With a demonstration fleet of B-Class F-Cell vehicles unveiled in 2010, Mercedes-Benz has established itself as a key competitor in this emerging market. The breakthrough came as a result of thousands of hours of research and development into fuel cell technology at Mercedes-Benz’s North American pilot manufacturing plant.
Yet people from the village of Valnur in Kodagu (Coorg district) took the sight in stride, affectionately dubbing us the “fish women” and inviting us into their homes for lunch and their temples for festivals. They listened to our descriptions of the project and offered invaluable perspectives on their relationships with their communities, their river, and the mahseer.
“I was deciding between two graduate programs: one included an internship, the other didn't. But my future supervisor informed me that it was still possible through Mitacs Accelerate. That sealed the deal for me: with Mitacs in the picture, I would be able to do exactly what I wanted—stay in Toronto, do research in computational aerodynamics at the University of Toronto's Institute for Aerospace Studies under the supervision of Dr. David W. Zingg, and finish my program with an internship.”
Fast forward a few months later, I reached out to him to supervise a project, an opportunity made possible through the Mitacs Globalink Research Award.
I am a master of public health student at the University of Guelph. I am working on a project titled “Health risks of agricultural intensification in Vietnam,” under the supervision of Dr. Sherilee Harper at the University of Guelph, Dr. Tran Thi Tuyet Hanh at the Hanoi School of Public Health, and Dr. Nguyen Viet Hung at the International Livestock Research Institute.
The Tapajó lived in the Santarém and surrounding area between the 10th and 18th centuries until they disappeared due to European conquest and the mercantile expansion of the Americas. Archaeological and ethnographic data in the region shows that they produced elaborate Santarém pottery. The region is also distinguished by the presence of various archaeogical landscapes consisting of anthropogenic soils, ancient trail networks, and inland wells.
Investigators determined that the source was contaminated vegetables from a popular Mexican fast-food restaurant chain. Although the outbreak had no fatalities, E. coli contamination poses a potentially deadly health risk and costs the North American food industry billions of dollars every year.
Enter Hamid Alemohammad. Originally from Iran, Hamid came to Canada in 2006 to pursue a PhD in mechanical engineering at the University of Waterloo.

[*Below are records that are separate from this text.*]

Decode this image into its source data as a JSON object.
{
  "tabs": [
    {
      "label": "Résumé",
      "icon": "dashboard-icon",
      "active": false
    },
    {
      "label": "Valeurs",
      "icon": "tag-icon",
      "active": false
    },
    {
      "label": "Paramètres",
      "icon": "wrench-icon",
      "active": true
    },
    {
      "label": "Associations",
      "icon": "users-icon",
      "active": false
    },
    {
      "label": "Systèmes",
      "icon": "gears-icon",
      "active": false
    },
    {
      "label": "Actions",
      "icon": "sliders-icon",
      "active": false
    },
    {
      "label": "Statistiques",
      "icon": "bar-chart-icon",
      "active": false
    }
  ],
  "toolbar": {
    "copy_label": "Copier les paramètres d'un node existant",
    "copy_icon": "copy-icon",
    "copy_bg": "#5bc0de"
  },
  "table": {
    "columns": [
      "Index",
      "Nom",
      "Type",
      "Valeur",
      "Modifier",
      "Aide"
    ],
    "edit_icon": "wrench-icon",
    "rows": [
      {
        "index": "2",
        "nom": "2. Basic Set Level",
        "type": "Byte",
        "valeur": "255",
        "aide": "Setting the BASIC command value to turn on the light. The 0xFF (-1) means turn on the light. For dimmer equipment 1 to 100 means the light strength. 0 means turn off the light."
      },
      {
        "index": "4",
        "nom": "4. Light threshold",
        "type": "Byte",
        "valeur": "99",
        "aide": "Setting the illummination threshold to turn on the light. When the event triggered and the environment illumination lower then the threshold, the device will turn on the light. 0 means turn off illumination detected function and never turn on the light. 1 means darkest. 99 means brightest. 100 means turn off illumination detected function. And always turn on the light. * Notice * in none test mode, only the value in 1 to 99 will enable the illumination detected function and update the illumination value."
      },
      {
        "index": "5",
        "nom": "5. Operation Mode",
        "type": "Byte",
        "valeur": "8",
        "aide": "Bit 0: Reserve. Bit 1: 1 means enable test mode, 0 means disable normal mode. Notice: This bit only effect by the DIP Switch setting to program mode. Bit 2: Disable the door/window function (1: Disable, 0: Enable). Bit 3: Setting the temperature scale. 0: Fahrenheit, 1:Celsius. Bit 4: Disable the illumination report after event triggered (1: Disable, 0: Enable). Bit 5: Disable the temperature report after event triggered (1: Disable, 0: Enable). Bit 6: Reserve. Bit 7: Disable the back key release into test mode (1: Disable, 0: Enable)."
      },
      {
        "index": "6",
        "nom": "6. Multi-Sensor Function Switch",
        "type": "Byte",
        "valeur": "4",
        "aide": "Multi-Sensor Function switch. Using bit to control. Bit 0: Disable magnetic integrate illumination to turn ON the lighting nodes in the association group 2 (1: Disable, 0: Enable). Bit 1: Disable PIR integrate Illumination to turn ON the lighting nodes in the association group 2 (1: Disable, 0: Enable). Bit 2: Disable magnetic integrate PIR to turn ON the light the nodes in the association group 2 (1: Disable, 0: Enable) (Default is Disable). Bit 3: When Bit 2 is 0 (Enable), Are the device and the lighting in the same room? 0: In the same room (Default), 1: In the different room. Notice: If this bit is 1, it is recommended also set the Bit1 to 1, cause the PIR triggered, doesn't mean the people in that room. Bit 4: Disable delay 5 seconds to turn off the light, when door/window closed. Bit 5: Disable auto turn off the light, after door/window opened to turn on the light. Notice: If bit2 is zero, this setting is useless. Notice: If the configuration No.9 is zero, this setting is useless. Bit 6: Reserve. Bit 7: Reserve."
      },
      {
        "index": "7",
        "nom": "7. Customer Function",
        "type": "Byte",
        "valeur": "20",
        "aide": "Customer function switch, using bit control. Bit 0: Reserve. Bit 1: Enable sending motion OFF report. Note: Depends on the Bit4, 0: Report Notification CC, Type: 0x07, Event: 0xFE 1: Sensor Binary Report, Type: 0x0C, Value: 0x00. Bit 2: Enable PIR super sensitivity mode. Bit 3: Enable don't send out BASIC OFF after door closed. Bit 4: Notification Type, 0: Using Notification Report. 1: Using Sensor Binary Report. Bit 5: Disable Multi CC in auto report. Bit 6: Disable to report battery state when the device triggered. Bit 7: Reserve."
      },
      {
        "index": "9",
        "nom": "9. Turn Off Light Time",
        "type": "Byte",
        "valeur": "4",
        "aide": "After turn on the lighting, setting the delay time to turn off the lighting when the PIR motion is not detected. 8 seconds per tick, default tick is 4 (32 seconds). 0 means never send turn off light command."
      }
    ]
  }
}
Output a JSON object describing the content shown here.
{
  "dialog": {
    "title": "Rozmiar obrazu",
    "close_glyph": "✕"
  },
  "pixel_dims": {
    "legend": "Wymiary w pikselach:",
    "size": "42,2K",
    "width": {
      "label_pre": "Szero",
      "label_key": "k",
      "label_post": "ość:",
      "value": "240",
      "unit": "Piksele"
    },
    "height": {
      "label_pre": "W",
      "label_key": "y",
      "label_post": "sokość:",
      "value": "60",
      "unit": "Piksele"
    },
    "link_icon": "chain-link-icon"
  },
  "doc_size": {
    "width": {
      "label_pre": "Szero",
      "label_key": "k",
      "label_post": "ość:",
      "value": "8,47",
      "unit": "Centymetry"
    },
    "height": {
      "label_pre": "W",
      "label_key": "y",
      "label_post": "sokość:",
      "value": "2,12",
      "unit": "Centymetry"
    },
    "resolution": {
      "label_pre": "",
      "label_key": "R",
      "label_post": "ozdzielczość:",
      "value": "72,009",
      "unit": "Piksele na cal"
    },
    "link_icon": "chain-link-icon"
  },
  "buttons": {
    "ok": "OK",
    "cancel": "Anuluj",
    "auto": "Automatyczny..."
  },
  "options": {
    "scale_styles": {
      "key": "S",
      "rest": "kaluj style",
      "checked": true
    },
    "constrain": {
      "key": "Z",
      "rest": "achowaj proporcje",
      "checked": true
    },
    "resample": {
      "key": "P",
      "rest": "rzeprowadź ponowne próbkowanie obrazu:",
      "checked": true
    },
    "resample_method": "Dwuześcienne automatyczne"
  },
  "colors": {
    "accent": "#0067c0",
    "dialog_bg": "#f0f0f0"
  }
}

Following the completion of his degree, he was awarded an eight-month Mitacs Accelerate internship in 2012 with a developer of customized test solutions for automotive components such as power steering equipment, fuel injectors, and throttle bodies.
I am a PhD candidate in the Environmental Applied Science and Management program at Ryerson University. I am interested in approaches that will help software developers design products that meet customers' needs, require less energy to produce, are longer lasting, and can be safely and responsibly disposed. I am studying the interrelationships between product quality and sustainability and I’m enthusiastic about finding and removing their boundaries so that software developers aren't afraid to be more sustainable.
Her friend and colleague, Amber Jarvinen, approached her about the possibility of using bacteria to clean up oil and chemical spills. Amber had founded a small environmental start-up and was looking for a partner with expertise in environmental biology.
Sarah Saska tells many people this now dated riddle and waits patiently for their answer. “Even in 2016, people hesitate because their first instinct tells them the surgeon must be the boy’s father, or perhaps the boy’s second father,” she explains. “Of course, the surgeon could be the boy’s mother, but it’s not often people’s first response, and this example illustrates how deeply gender bias is embedded in Canadian society.”